DATA SUPPLIED section start
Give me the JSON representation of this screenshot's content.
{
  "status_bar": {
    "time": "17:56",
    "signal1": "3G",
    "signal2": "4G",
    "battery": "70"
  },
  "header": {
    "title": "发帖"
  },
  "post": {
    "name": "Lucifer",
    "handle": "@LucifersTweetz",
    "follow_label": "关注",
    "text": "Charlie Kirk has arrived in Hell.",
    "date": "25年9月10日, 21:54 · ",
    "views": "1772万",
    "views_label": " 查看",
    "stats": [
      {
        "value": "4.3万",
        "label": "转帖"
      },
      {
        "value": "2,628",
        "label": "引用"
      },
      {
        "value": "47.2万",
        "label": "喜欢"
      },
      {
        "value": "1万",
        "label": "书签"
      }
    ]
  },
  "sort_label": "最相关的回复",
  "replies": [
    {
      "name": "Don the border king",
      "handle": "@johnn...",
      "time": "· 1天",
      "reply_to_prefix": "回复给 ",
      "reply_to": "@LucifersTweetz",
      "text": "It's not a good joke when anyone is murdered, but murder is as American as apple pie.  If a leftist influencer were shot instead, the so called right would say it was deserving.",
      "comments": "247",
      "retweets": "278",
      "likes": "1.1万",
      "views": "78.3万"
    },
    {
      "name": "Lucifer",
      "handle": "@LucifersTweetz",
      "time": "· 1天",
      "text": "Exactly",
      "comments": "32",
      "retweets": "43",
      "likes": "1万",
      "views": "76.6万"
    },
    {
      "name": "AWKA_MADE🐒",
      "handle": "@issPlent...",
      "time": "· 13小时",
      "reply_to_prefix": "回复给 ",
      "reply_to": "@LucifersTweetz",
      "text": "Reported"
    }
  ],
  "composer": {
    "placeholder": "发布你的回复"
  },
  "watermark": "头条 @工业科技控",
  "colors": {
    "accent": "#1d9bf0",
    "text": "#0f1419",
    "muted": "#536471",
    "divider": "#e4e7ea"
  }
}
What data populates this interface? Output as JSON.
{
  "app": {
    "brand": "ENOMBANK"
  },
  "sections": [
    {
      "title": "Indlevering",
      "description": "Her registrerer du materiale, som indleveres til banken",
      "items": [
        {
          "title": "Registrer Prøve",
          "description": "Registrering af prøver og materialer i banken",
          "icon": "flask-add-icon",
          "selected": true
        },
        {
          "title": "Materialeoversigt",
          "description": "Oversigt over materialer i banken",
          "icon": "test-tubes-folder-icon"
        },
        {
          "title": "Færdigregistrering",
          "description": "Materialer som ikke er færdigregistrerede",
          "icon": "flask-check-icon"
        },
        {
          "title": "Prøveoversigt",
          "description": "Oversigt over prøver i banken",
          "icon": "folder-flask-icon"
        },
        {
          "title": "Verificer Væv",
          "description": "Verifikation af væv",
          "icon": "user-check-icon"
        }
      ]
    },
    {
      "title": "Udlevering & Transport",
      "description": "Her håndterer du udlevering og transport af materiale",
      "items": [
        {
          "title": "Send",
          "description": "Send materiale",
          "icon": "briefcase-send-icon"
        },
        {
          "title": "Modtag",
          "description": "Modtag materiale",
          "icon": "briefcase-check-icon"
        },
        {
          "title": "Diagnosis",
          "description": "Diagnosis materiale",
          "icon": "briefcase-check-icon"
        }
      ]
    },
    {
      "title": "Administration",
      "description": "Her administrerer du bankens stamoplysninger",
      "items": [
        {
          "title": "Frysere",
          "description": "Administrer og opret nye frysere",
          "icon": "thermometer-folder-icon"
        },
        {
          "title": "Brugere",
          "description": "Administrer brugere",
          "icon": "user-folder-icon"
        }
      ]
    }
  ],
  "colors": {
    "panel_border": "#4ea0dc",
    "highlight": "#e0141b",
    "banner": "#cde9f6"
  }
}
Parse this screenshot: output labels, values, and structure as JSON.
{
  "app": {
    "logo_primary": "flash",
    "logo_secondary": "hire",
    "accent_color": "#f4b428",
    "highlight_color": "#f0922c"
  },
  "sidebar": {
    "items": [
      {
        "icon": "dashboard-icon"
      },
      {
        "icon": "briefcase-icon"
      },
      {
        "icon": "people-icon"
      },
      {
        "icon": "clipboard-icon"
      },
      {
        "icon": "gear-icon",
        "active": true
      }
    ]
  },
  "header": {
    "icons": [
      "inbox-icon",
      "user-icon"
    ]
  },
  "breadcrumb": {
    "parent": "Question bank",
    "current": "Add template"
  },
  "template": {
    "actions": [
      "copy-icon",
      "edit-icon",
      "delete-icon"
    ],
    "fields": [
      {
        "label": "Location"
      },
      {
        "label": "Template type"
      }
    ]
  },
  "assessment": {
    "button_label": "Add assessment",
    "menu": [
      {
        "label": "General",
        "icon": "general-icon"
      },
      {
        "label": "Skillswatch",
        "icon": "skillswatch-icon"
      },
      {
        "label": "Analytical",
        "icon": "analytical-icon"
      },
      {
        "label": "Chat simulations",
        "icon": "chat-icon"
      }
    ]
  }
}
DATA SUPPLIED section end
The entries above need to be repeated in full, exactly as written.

- **RESULT OF THIS EXERCISE**:
Give me the JSON representation of this screenshot's content.
{
  "status_bar": {
    "time": "17:56",
    "signal1": "3G",
    "signal2": "4G",
    "battery": "70"
  },
  "header": {
    "title": "发帖"
  },
  "post": {
    "name": "Lucifer",
    "handle": "@LucifersTweetz",
    "follow_label": "关注",
    "text": "Charlie Kirk has arrived in Hell.",
    "date": "25年9月10日, 21:54 · ",
    "views": "1772万",
    "views_label": " 查看",
    "stats": [
      {
        "value": "4.3万",
        "label": "转帖"
      },
      {
        "value": "2,628",
        "label": "引用"
      },
      {
        "value": "47.2万",
        "label": "喜欢"
      },
      {
        "value": "1万",
        "label": "书签"
      }
    ]
  },
  "sort_label": "最相关的回复",
  "replies": [
    {
      "name": "Don the border king",
      "handle": "@johnn...",
      "time": "· 1天",
      "reply_to_prefix": "回复给 ",
      "reply_to": "@LucifersTweetz",
      "text": "It's not a good joke when anyone is murdered, but murder is as American as apple pie.  If a leftist influencer were shot instead, the so called right would say it was deserving.",
      "comments": "247",
      "retweets": "278",
      "likes": "1.1万",
      "views": "78.3万"
    },
    {
      "name": "Lucifer",
      "handle": "@LucifersTweetz",
      "time": "· 1天",
      "text": "Exactly",
      "comments": "32",
      "retweets": "43",
      "likes": "1万",
      "views": "76.6万"
    },
    {
      "name": "AWKA_MADE🐒",
      "handle": "@issPlent...",
      "time": "· 13小时",
      "reply_to_prefix": "回复给 ",
      "reply_to": "@LucifersTweetz",
      "text": "Reported"
    }
  ],
  "composer": {
    "placeholder": "发布你的回复"
  },
  "watermark": "头条 @工业科技控",
  "colors": {
    "accent": "#1d9bf0",
    "text": "#0f1419",
    "muted": "#536471",
    "divider": "#e4e7ea"
  }
}
What data populates this interface? Output as JSON.
{
  "app": {
    "brand": "ENOMBANK"
  },
  "sections": [
    {
      "title": "Indlevering",
      "description": "Her registrerer du materiale, som indleveres til banken",
      "items": [
        {
          "title": "Registrer Prøve",
          "description": "Registrering af prøver og materialer i banken",
          "icon": "flask-add-icon",
          "selected": true
        },
        {
          "title": "Materialeoversigt",
          "description": "Oversigt over materialer i banken",
          "icon": "test-tubes-folder-icon"
        },
        {
          "title": "Færdigregistrering",
          "description": "Materialer som ikke er færdigregistrerede",
          "icon": "flask-check-icon"
        },
        {
          "title": "Prøveoversigt",
          "description": "Oversigt over prøver i banken",
          "icon": "folder-flask-icon"
        },
        {
          "title": "Verificer Væv",
          "description": "Verifikation af væv",
          "icon": "user-check-icon"
        }
      ]
    },
    {
      "title": "Udlevering & Transport",
      "description": "Her håndterer du udlevering og transport af materiale",
      "items": [
        {
          "title": "Send",
          "description": "Send materiale",
          "icon": "briefcase-send-icon"
        },
        {
          "title": "Modtag",
          "description": "Modtag materiale",
          "icon": "briefcase-check-icon"
        },
        {
          "title": "Diagnosis",
          "description": "Diagnosis materiale",
          "icon": "briefcase-check-icon"
        }
      ]
    },
    {
      "title": "Administration",
      "description": "Her administrerer du bankens stamoplysninger",
      "items": [
        {
          "title": "Frysere",
          "description": "Administrer og opret nye frysere",
          "icon": "thermometer-folder-icon"
        },
        {
          "title": "Brugere",
          "description": "Administrer brugere",
          "icon": "user-folder-icon"
        }
      ]
    }
  ],
  "colors": {
    "panel_border": "#4ea0dc",
    "highlight": "#e0141b",
    "banner": "#cde9f6"
  }
}
Parse this screenshot: output labels, values, and structure as JSON.
{
  "app": {
    "logo_primary": "flash",
    "logo_secondary": "hire",
    "accent_color": "#f4b428",
    "highlight_color": "#f0922c"
  },
  "sidebar": {
    "items": [
      {
        "icon": "dashboard-icon"
      },
      {
        "icon": "briefcase-icon"
      },
      {
        "icon": "people-icon"
      },
      {
        "icon": "clipboard-icon"
      },
      {
        "icon": "gear-icon",
        "active": true
      }
    ]
  },
  "header": {
    "icons": [
      "inbox-icon",
      "user-icon"
    ]
  },
  "breadcrumb": {
    "parent": "Question bank",
    "current": "Add template"
  },
  "template": {
    "actions": [
      "copy-icon",
      "edit-icon",
      "delete-icon"
    ],
    "fields": [
      {
        "label": "Location"
      },
      {
        "label": "Template type"
      }
    ]
  },
  "assessment": {
    "button_label": "Add assessment",
    "menu": [
      {
        "label": "General",
        "icon": "general-icon"
      },
      {
        "label": "Skillswatch",
        "icon": "skillswatch-icon"
      },
      {
        "label": "Analytical",
        "icon": "analytical-icon"
      },
      {
        "label": "Chat simulations",
        "icon": "chat-icon"
      }
    ]
  }
}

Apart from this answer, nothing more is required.